- _Task description_: Make an exact copy of the listing so that no picture is carried over.

- _Stored data_:

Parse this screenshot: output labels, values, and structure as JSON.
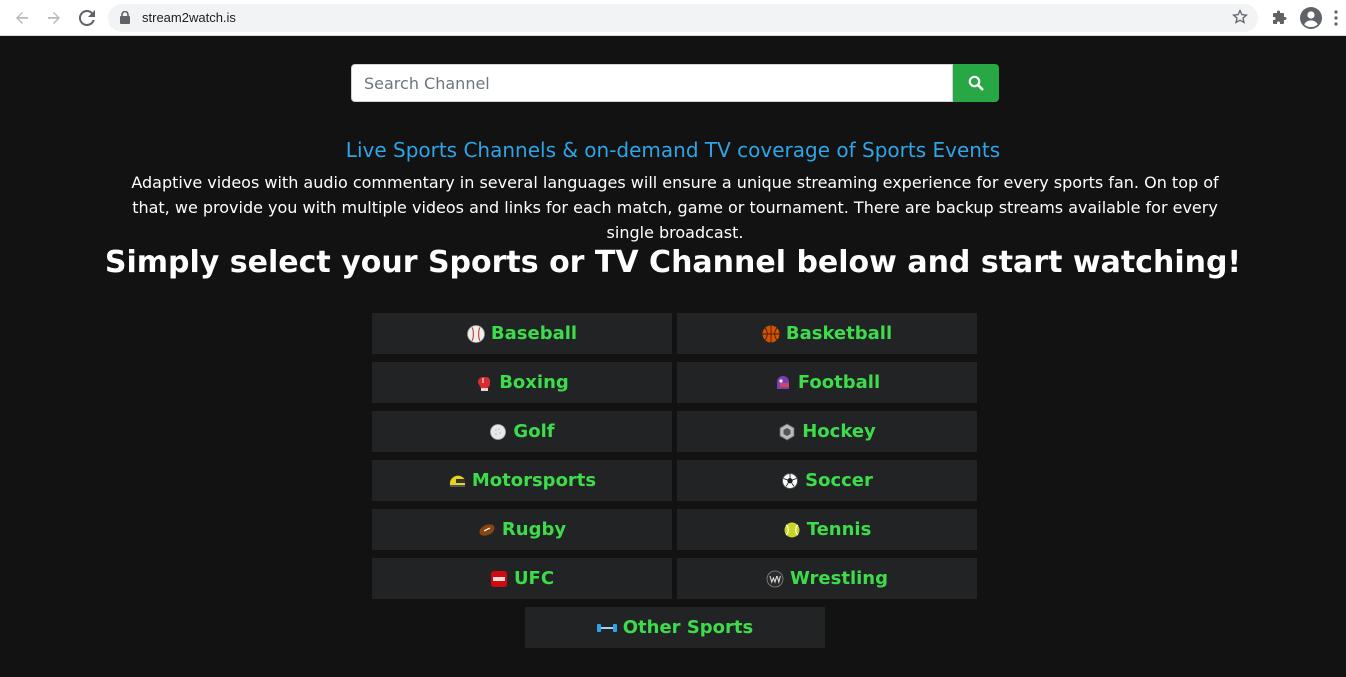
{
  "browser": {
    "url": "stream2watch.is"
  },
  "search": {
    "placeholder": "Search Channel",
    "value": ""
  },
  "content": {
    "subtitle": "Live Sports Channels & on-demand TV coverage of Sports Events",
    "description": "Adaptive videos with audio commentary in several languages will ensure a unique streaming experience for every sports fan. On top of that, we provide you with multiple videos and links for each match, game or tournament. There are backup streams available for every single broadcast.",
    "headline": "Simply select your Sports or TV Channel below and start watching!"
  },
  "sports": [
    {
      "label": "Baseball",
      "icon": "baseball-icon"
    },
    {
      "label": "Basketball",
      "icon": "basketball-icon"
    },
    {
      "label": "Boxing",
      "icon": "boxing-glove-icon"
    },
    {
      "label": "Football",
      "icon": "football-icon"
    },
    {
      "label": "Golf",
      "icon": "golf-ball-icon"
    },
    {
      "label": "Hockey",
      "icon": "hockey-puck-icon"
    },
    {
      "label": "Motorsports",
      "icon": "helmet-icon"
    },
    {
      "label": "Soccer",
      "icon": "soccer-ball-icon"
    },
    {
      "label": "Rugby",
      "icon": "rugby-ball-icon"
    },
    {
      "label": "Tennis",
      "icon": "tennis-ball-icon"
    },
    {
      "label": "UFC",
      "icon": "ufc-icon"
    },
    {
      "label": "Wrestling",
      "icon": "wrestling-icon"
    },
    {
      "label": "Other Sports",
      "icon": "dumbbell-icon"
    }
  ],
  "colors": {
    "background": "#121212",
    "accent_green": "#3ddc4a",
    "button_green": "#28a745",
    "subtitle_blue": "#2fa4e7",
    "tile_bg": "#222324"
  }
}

- _Problem solution_:
Parse this screenshot: output labels, values, and structure as JSON.
{
  "browser": {
    "url": "stream2watch.is"
  },
  "search": {
    "placeholder": "Search Channel",
    "value": ""
  },
  "content": {
    "subtitle": "Live Sports Channels & on-demand TV coverage of Sports Events",
    "description": "Adaptive videos with audio commentary in several languages will ensure a unique streaming experience for every sports fan. On top of that, we provide you with multiple videos and links for each match, game or tournament. There are backup streams available for every single broadcast.",
    "headline": "Simply select your Sports or TV Channel below and start watching!"
  },
  "sports": [
    {
      "label": "Baseball",
      "icon": "baseball-icon"
    },
    {
      "label": "Basketball",
      "icon": "basketball-icon"
    },
    {
      "label": "Boxing",
      "icon": "boxing-glove-icon"
    },
    {
      "label": "Football",
      "icon": "football-icon"
    },
    {
      "label": "Golf",
      "icon": "golf-ball-icon"
    },
    {
      "label": "Hockey",
      "icon": "hockey-puck-icon"
    },
    {
      "label": "Motorsports",
      "icon": "helmet-icon"
    },
    {
      "label": "Soccer",
      "icon": "soccer-ball-icon"
    },
    {
      "label": "Rugby",
      "icon": "rugby-ball-icon"
    },
    {
      "label": "Tennis",
      "icon": "tennis-ball-icon"
    },
    {
      "label": "UFC",
      "icon": "ufc-icon"
    },
    {
      "label": "Wrestling",
      "icon": "wrestling-icon"
    },
    {
      "label": "Other Sports",
      "icon": "dumbbell-icon"
    }
  ],
  "colors": {
    "background": "#121212",
    "accent_green": "#3ddc4a",
    "button_green": "#28a745",
    "subtitle_blue": "#2fa4e7",
    "tile_bg": "#222324"
  }
}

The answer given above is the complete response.